Gather all lines in the records below that include the word "data".

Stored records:

##########

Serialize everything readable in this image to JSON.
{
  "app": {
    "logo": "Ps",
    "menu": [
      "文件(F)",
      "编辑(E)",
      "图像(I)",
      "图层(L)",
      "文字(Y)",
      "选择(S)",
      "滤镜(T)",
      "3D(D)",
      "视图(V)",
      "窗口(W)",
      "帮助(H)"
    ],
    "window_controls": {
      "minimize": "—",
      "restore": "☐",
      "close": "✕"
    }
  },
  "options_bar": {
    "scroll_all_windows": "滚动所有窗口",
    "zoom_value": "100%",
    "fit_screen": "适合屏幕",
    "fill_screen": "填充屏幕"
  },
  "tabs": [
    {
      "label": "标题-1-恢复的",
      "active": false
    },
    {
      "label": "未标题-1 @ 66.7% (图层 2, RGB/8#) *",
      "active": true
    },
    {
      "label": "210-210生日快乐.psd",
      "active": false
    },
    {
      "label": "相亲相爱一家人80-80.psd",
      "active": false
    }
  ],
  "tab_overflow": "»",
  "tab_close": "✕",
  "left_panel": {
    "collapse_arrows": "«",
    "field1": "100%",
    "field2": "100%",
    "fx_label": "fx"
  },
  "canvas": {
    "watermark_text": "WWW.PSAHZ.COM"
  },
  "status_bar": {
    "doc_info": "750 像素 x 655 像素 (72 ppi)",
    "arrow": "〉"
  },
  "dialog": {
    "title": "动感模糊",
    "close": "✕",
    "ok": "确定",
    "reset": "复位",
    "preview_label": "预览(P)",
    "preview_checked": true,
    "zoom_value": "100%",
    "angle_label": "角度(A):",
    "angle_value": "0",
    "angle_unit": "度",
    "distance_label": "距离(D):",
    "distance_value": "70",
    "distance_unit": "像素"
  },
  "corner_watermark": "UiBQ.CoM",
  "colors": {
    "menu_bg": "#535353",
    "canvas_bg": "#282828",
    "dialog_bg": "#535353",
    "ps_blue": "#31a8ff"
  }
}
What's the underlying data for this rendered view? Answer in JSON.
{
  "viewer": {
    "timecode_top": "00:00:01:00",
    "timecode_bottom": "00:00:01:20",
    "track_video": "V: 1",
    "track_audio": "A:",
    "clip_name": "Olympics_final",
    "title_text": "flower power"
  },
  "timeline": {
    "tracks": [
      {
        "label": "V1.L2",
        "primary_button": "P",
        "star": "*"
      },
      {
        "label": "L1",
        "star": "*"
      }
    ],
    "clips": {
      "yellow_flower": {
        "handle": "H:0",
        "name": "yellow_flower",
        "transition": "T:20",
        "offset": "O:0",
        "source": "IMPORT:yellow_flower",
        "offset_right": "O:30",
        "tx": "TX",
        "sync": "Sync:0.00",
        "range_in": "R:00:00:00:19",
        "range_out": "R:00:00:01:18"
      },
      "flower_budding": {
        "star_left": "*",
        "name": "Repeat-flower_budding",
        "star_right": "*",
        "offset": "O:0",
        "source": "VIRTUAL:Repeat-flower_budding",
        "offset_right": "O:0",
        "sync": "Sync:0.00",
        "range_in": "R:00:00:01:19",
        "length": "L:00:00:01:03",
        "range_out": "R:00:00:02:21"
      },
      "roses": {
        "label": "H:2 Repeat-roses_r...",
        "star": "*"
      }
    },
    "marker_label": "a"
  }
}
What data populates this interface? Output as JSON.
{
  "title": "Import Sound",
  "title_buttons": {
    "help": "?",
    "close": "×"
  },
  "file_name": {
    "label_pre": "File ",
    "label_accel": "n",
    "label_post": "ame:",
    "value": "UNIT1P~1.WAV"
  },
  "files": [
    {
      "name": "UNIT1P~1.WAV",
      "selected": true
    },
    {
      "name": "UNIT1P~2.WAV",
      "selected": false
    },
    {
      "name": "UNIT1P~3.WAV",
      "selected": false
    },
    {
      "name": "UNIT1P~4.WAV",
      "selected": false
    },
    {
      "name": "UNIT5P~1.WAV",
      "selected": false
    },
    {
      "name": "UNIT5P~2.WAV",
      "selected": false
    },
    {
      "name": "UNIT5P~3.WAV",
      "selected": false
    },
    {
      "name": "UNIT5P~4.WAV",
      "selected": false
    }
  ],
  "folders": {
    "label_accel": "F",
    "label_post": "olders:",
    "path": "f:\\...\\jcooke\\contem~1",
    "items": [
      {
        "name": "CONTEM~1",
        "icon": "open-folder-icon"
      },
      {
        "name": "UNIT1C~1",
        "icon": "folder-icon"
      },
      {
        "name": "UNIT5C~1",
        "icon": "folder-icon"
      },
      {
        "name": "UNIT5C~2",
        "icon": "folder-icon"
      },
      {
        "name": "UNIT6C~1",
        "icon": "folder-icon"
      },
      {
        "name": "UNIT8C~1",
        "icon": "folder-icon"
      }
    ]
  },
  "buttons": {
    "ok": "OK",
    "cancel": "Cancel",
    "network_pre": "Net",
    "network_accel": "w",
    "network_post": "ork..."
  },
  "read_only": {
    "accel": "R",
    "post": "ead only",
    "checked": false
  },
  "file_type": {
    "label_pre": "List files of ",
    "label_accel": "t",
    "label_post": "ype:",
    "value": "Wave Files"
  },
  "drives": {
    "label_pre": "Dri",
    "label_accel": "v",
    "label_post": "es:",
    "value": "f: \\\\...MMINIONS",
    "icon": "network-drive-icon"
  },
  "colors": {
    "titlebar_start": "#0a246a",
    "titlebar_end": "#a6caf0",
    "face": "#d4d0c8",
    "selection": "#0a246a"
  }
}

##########

OUTPUT BELOW -
What's the underlying data for this rendered view? Answer in JSON.
What data populates this interface? Output as JSON.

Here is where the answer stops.